-- Data supplied follows --

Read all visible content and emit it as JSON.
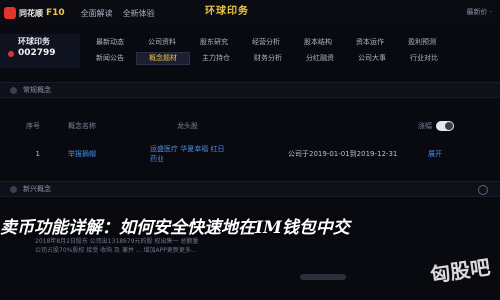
{
  "header": {
    "brand": "同花顺",
    "brand_f10": "F10",
    "menu": [
      "全面解读",
      "全新体验"
    ],
    "center_title": "环球印务",
    "version_tag": "最新价 ·"
  },
  "stock": {
    "name": "环球印务",
    "code": "002799"
  },
  "tabs": {
    "row1": [
      "最新动态",
      "公司资料",
      "股东研究",
      "经营分析",
      "股本结构",
      "资本运作",
      "盈利预测"
    ],
    "row2": [
      "新闻公告",
      "概念题材",
      "主力持仓",
      "财务分析",
      "分红融资",
      "公司大事",
      "行业对比"
    ],
    "active": "概念题材"
  },
  "section1": {
    "title": "常规概念"
  },
  "table": {
    "headers": [
      "序号",
      "概念名称",
      "龙头股",
      "",
      "涨幅"
    ],
    "rows": [
      {
        "index": "1",
        "concept": "举报摘帽",
        "stocks": "运盛医疗 华夏幸福 红日药业",
        "date": "公司于2019-01-01到2019-12-31",
        "action": "展开"
      }
    ]
  },
  "section2": {
    "title": "新兴概念"
  },
  "overlay": {
    "title": "卖币功能详解：如何安全快速地在IM钱包中交"
  },
  "news": {
    "line1": "2018年8月2日股东 公司出1318679元的股 权出售一 总额量",
    "line2": "公司占股70%股权 接受 收购 及 兼并 ... 增加APP更新更多..."
  },
  "watermark": "匈股吧"
}
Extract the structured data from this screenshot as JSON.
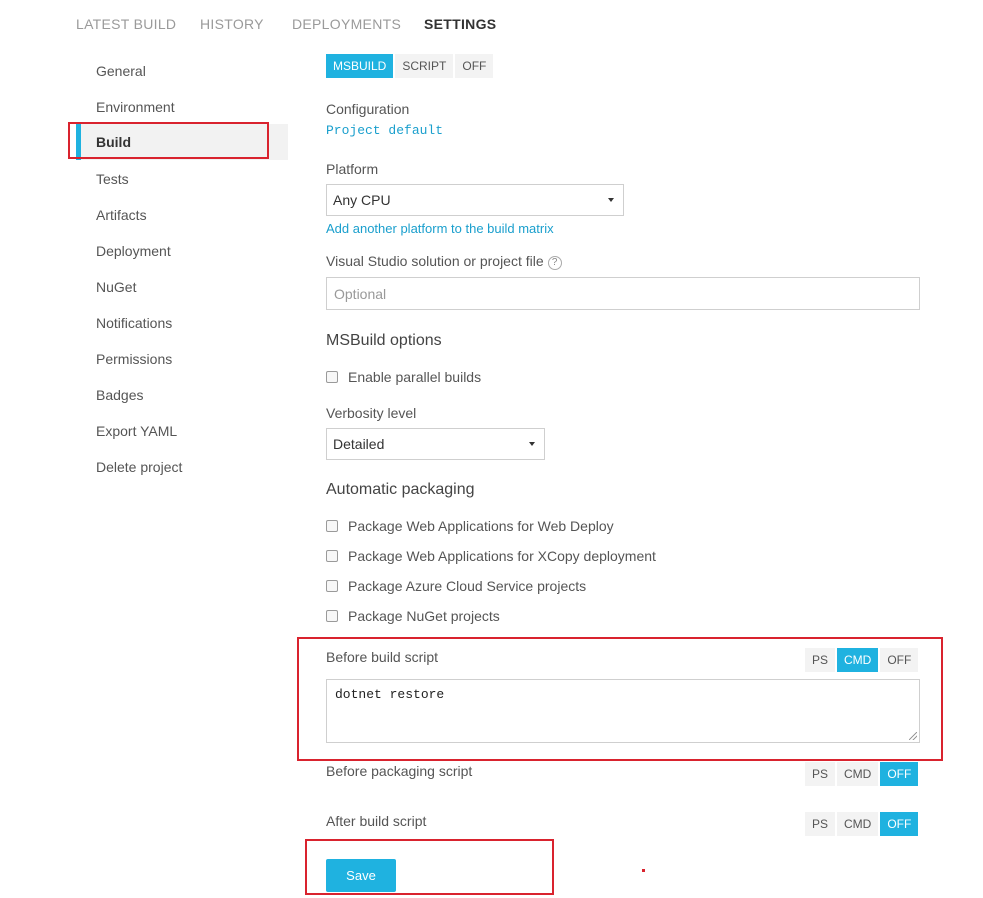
{
  "tabs": [
    {
      "label": "LATEST BUILD"
    },
    {
      "label": "HISTORY"
    },
    {
      "label": "DEPLOYMENTS"
    },
    {
      "label": "SETTINGS"
    }
  ],
  "sidebar": {
    "items": [
      {
        "label": "General"
      },
      {
        "label": "Environment"
      },
      {
        "label": "Build"
      },
      {
        "label": "Tests"
      },
      {
        "label": "Artifacts"
      },
      {
        "label": "Deployment"
      },
      {
        "label": "NuGet"
      },
      {
        "label": "Notifications"
      },
      {
        "label": "Permissions"
      },
      {
        "label": "Badges"
      },
      {
        "label": "Export YAML"
      },
      {
        "label": "Delete project"
      }
    ],
    "active": "Build"
  },
  "build_mode": {
    "options": [
      "MSBUILD",
      "SCRIPT",
      "OFF"
    ],
    "selected": "MSBUILD"
  },
  "configuration": {
    "label": "Configuration",
    "value": "Project default"
  },
  "platform": {
    "label": "Platform",
    "value": "Any CPU",
    "add_link": "Add another platform to the build matrix"
  },
  "solution_file": {
    "label": "Visual Studio solution or project file",
    "help_icon": "?",
    "placeholder": "Optional"
  },
  "msbuild_options": {
    "heading": "MSBuild options",
    "parallel_label": "Enable parallel builds",
    "verbosity_label": "Verbosity level",
    "verbosity_value": "Detailed"
  },
  "packaging": {
    "heading": "Automatic packaging",
    "options": [
      "Package Web Applications for Web Deploy",
      "Package Web Applications for XCopy deployment",
      "Package Azure Cloud Service projects",
      "Package NuGet projects"
    ]
  },
  "scripts": {
    "before_build": {
      "label": "Before build script",
      "options": [
        "PS",
        "CMD",
        "OFF"
      ],
      "selected": "CMD",
      "content": "dotnet restore"
    },
    "before_packaging": {
      "label": "Before packaging script",
      "options": [
        "PS",
        "CMD",
        "OFF"
      ],
      "selected": "OFF"
    },
    "after_build": {
      "label": "After build script",
      "options": [
        "PS",
        "CMD",
        "OFF"
      ],
      "selected": "OFF"
    }
  },
  "save_label": "Save",
  "colors": {
    "accent": "#1fb2e0",
    "highlight": "#d9232e"
  }
}
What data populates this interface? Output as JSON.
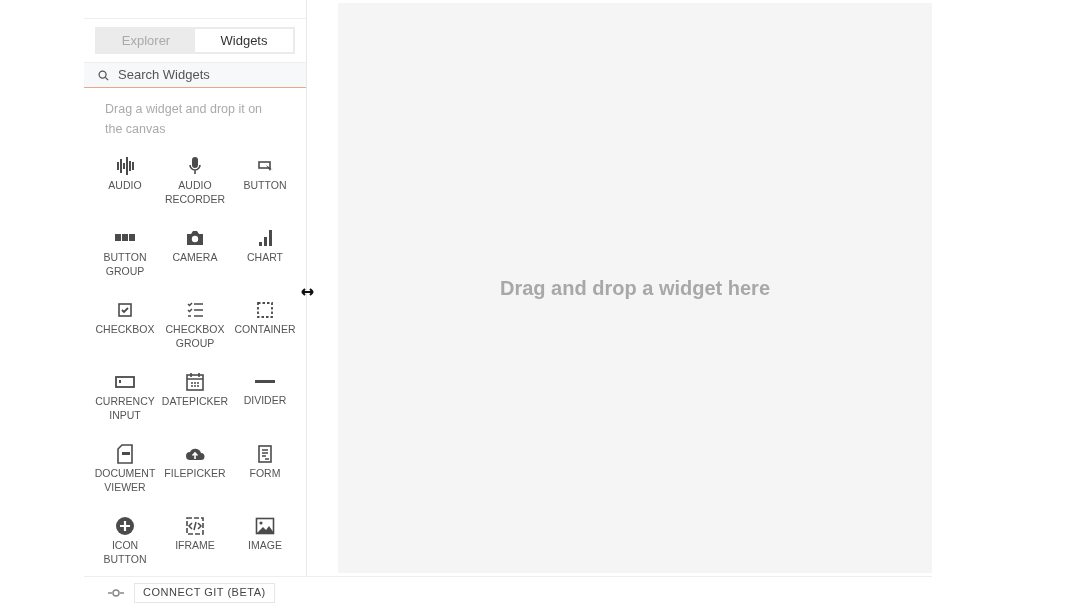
{
  "tabs": [
    {
      "label": "Explorer",
      "selected": false
    },
    {
      "label": "Widgets",
      "selected": true
    }
  ],
  "search": {
    "placeholder": "Search Widgets"
  },
  "hint": "Drag a widget and drop it on the canvas",
  "widgets": [
    {
      "kind": "audio",
      "label": "AUDIO"
    },
    {
      "kind": "recorder",
      "label": "AUDIO RECORDER"
    },
    {
      "kind": "button",
      "label": "BUTTON"
    },
    {
      "kind": "buttongroup",
      "label": "BUTTON GROUP"
    },
    {
      "kind": "camera",
      "label": "CAMERA"
    },
    {
      "kind": "chart",
      "label": "CHART"
    },
    {
      "kind": "checkbox",
      "label": "CHECKBOX"
    },
    {
      "kind": "checklist",
      "label": "CHECKBOX GROUP"
    },
    {
      "kind": "container",
      "label": "CONTAINER"
    },
    {
      "kind": "currency",
      "label": "CURRENCY INPUT"
    },
    {
      "kind": "calendar",
      "label": "DATEPICKER"
    },
    {
      "kind": "divider",
      "label": "DIVIDER"
    },
    {
      "kind": "pdf",
      "label": "DOCUMENT VIEWER"
    },
    {
      "kind": "upload",
      "label": "FILEPICKER"
    },
    {
      "kind": "form",
      "label": "FORM"
    },
    {
      "kind": "plus",
      "label": "ICON BUTTON"
    },
    {
      "kind": "code",
      "label": "IFRAME"
    },
    {
      "kind": "image",
      "label": "IMAGE"
    }
  ],
  "canvas": {
    "message": "Drag and drop a widget here"
  },
  "git_button": "CONNECT GIT (BETA)"
}
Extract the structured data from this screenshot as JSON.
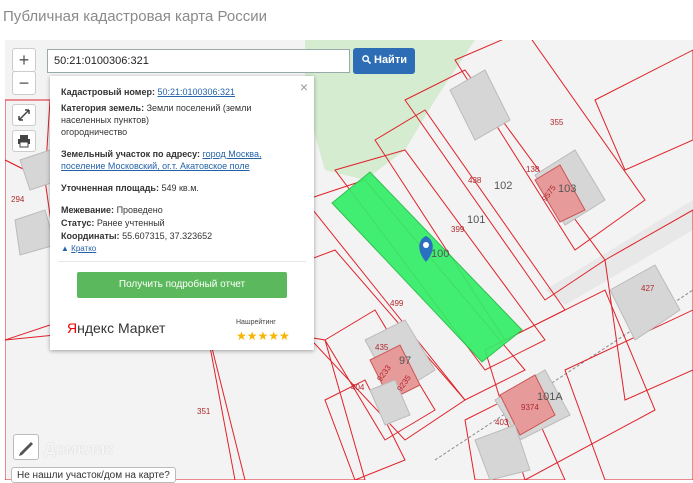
{
  "page": {
    "title": "Публичная кадастровая карта России"
  },
  "search": {
    "value": "50:21:0100306:321",
    "button_label": "Найти"
  },
  "zoom": {
    "plus": "+",
    "minus": "−"
  },
  "popup": {
    "close": "×",
    "cadastral_label": "Кадастровый номер:",
    "cadastral_value": "50:21:0100306:321",
    "category_label": "Категория земель:",
    "category_value": "Земли поселений (земли населенных пунктов)",
    "use_value": "огородничество",
    "address_label": "Земельный участок по адресу:",
    "address_value": "город Москва, поселение Московский, ог.т. Акатовское поле",
    "area_label": "Уточненная площадь:",
    "area_value": "549 кв.м.",
    "survey_label": "Межевание:",
    "survey_value": "Проведено",
    "status_label": "Статус:",
    "status_value": "Ранее учтенный",
    "coords_label": "Координаты:",
    "coords_value": "55.607315, 37.323652",
    "short_link": "Кратко",
    "report_button": "Получить подробный отчет",
    "market_logo_y": "Я",
    "market_logo_rest": "ндекс Маркет",
    "rating_label": "Нашрейтинг",
    "stars": "★★★★★"
  },
  "map_labels": {
    "l355": "355",
    "l438": "438",
    "l102": "102",
    "l101": "101",
    "l138": "138",
    "l103": "103",
    "l399": "399",
    "l100": "100",
    "l294": "294",
    "l427": "427",
    "l499": "499",
    "l435": "435",
    "l97": "97",
    "l404": "404",
    "l351": "351",
    "l101a": "101А",
    "l403": "403",
    "l9575": "9575",
    "l9233": "9233",
    "l9235": "9235",
    "l9374": "9374"
  },
  "watermark": "Домклик",
  "not_found": "Не нашли участок/дом на карте?",
  "colors": {
    "selected_parcel": "#33ee66",
    "parcel_border": "#e0222a",
    "accent": "#2c6db5",
    "report": "#5cb85c"
  }
}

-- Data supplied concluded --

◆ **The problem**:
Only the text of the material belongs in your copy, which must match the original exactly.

◆ **Exercise result**:
Read all visible content and emit it as JSON.
{
  "header": {
    "brand": "同花顺",
    "brand_f10": "F10",
    "menu": [
      "全面解读",
      "全新体验"
    ],
    "center_title": "环球印务",
    "version_tag": "最新价 ·"
  },
  "stock": {
    "name": "环球印务",
    "code": "002799"
  },
  "tabs": {
    "row1": [
      "最新动态",
      "公司资料",
      "股东研究",
      "经营分析",
      "股本结构",
      "资本运作",
      "盈利预测"
    ],
    "row2": [
      "新闻公告",
      "概念题材",
      "主力持仓",
      "财务分析",
      "分红融资",
      "公司大事",
      "行业对比"
    ],
    "active": "概念题材"
  },
  "section1": {
    "title": "常规概念"
  },
  "table": {
    "headers": [
      "序号",
      "概念名称",
      "龙头股",
      "",
      "涨幅"
    ],
    "rows": [
      {
        "index": "1",
        "concept": "举报摘帽",
        "stocks": "运盛医疗 华夏幸福 红日药业",
        "date": "公司于2019-01-01到2019-12-31",
        "action": "展开"
      }
    ]
  },
  "section2": {
    "title": "新兴概念"
  },
  "overlay": {
    "title": "卖币功能详解：如何安全快速地在IM钱包中交"
  },
  "news": {
    "line1": "2018年8月2日股东 公司出1318679元的股 权出售一 总额量",
    "line2": "公司占股70%股权 接受 收购 及 兼并 ... 增加APP更新更多..."
  },
  "watermark": "匈股吧"
}
Extract the structured data from this screenshot as JSON.
{
  "tabs": [
    {
      "label": "LATEST BUILD"
    },
    {
      "label": "HISTORY"
    },
    {
      "label": "DEPLOYMENTS"
    },
    {
      "label": "SETTINGS"
    }
  ],
  "sidebar": {
    "items": [
      {
        "label": "General"
      },
      {
        "label": "Environment"
      },
      {
        "label": "Build"
      },
      {
        "label": "Tests"
      },
      {
        "label": "Artifacts"
      },
      {
        "label": "Deployment"
      },
      {
        "label": "NuGet"
      },
      {
        "label": "Notifications"
      },
      {
        "label": "Permissions"
      },
      {
        "label": "Badges"
      },
      {
        "label": "Export YAML"
      },
      {
        "label": "Delete project"
      }
    ],
    "active": "Build"
  },
  "build_mode": {
    "options": [
      "MSBUILD",
      "SCRIPT",
      "OFF"
    ],
    "selected": "MSBUILD"
  },
  "configuration": {
    "label": "Configuration",
    "value": "Project default"
  },
  "platform": {
    "label": "Platform",
    "value": "Any CPU",
    "add_link": "Add another platform to the build matrix"
  },
  "solution_file": {
    "label": "Visual Studio solution or project file",
    "help_icon": "?",
    "placeholder": "Optional"
  },
  "msbuild_options": {
    "heading": "MSBuild options",
    "parallel_label": "Enable parallel builds",
    "verbosity_label": "Verbosity level",
    "verbosity_value": "Detailed"
  },
  "packaging": {
    "heading": "Automatic packaging",
    "options": [
      "Package Web Applications for Web Deploy",
      "Package Web Applications for XCopy deployment",
      "Package Azure Cloud Service projects",
      "Package NuGet projects"
    ]
  },
  "scripts": {
    "before_build": {
      "label": "Before build script",
      "options": [
        "PS",
        "CMD",
        "OFF"
      ],
      "selected": "CMD",
      "content": "dotnet restore"
    },
    "before_packaging": {
      "label": "Before packaging script",
      "options": [
        "PS",
        "CMD",
        "OFF"
      ],
      "selected": "OFF"
    },
    "after_build": {
      "label": "After build script",
      "options": [
        "PS",
        "CMD",
        "OFF"
      ],
      "selected": "OFF"
    }
  },
  "save_label": "Save",
  "colors": {
    "accent": "#1fb2e0",
    "highlight": "#d9232e"
  }
}
What data populates this interface? Output as JSON.
{
  "tabs": [
    {
      "label": "Explorer",
      "selected": false
    },
    {
      "label": "Widgets",
      "selected": true
    }
  ],
  "search": {
    "placeholder": "Search Widgets"
  },
  "hint": "Drag a widget and drop it on the canvas",
  "widgets": [
    {
      "kind": "audio",
      "label": "AUDIO"
    },
    {
      "kind": "recorder",
      "label": "AUDIO RECORDER"
    },
    {
      "kind": "button",
      "label": "BUTTON"
    },
    {
      "kind": "buttongroup",
      "label": "BUTTON GROUP"
    },
    {
      "kind": "camera",
      "label": "CAMERA"
    },
    {
      "kind": "chart",
      "label": "CHART"
    },
    {
      "kind": "checkbox",
      "label": "CHECKBOX"
    },
    {
      "kind": "checklist",
      "label": "CHECKBOX GROUP"
    },
    {
      "kind": "container",
      "label": "CONTAINER"
    },
    {
      "kind": "currency",
      "label": "CURRENCY INPUT"
    },
    {
      "kind": "calendar",
      "label": "DATEPICKER"
    },
    {
      "kind": "divider",
      "label": "DIVIDER"
    },
    {
      "kind": "pdf",
      "label": "DOCUMENT VIEWER"
    },
    {
      "kind": "upload",
      "label": "FILEPICKER"
    },
    {
      "kind": "form",
      "label": "FORM"
    },
    {
      "kind": "plus",
      "label": "ICON BUTTON"
    },
    {
      "kind": "code",
      "label": "IFRAME"
    },
    {
      "kind": "image",
      "label": "IMAGE"
    }
  ],
  "canvas": {
    "message": "Drag and drop a widget here"
  },
  "git_button": "CONNECT GIT (BETA)"
}
Extract the structured data from this screenshot as JSON.
{
  "page": {
    "title": "Публичная кадастровая карта России"
  },
  "search": {
    "value": "50:21:0100306:321",
    "button_label": "Найти"
  },
  "zoom": {
    "plus": "+",
    "minus": "−"
  },
  "popup": {
    "close": "×",
    "cadastral_label": "Кадастровый номер:",
    "cadastral_value": "50:21:0100306:321",
    "category_label": "Категория земель:",
    "category_value": "Земли поселений (земли населенных пунктов)",
    "use_value": "огородничество",
    "address_label": "Земельный участок по адресу:",
    "address_value": "город Москва, поселение Московский, ог.т. Акатовское поле",
    "area_label": "Уточненная площадь:",
    "area_value": "549 кв.м.",
    "survey_label": "Межевание:",
    "survey_value": "Проведено",
    "status_label": "Статус:",
    "status_value": "Ранее учтенный",
    "coords_label": "Координаты:",
    "coords_value": "55.607315, 37.323652",
    "short_link": "Кратко",
    "report_button": "Получить подробный отчет",
    "market_logo_y": "Я",
    "market_logo_rest": "ндекс Маркет",
    "rating_label": "Нашрейтинг",
    "stars": "★★★★★"
  },
  "map_labels": {
    "l355": "355",
    "l438": "438",
    "l102": "102",
    "l101": "101",
    "l138": "138",
    "l103": "103",
    "l399": "399",
    "l100": "100",
    "l294": "294",
    "l427": "427",
    "l499": "499",
    "l435": "435",
    "l97": "97",
    "l404": "404",
    "l351": "351",
    "l101a": "101А",
    "l403": "403",
    "l9575": "9575",
    "l9233": "9233",
    "l9235": "9235",
    "l9374": "9374"
  },
  "watermark": "Домклик",
  "not_found": "Не нашли участок/дом на карте?",
  "colors": {
    "selected_parcel": "#33ee66",
    "parcel_border": "#e0222a",
    "accent": "#2c6db5",
    "report": "#5cb85c"
  }
}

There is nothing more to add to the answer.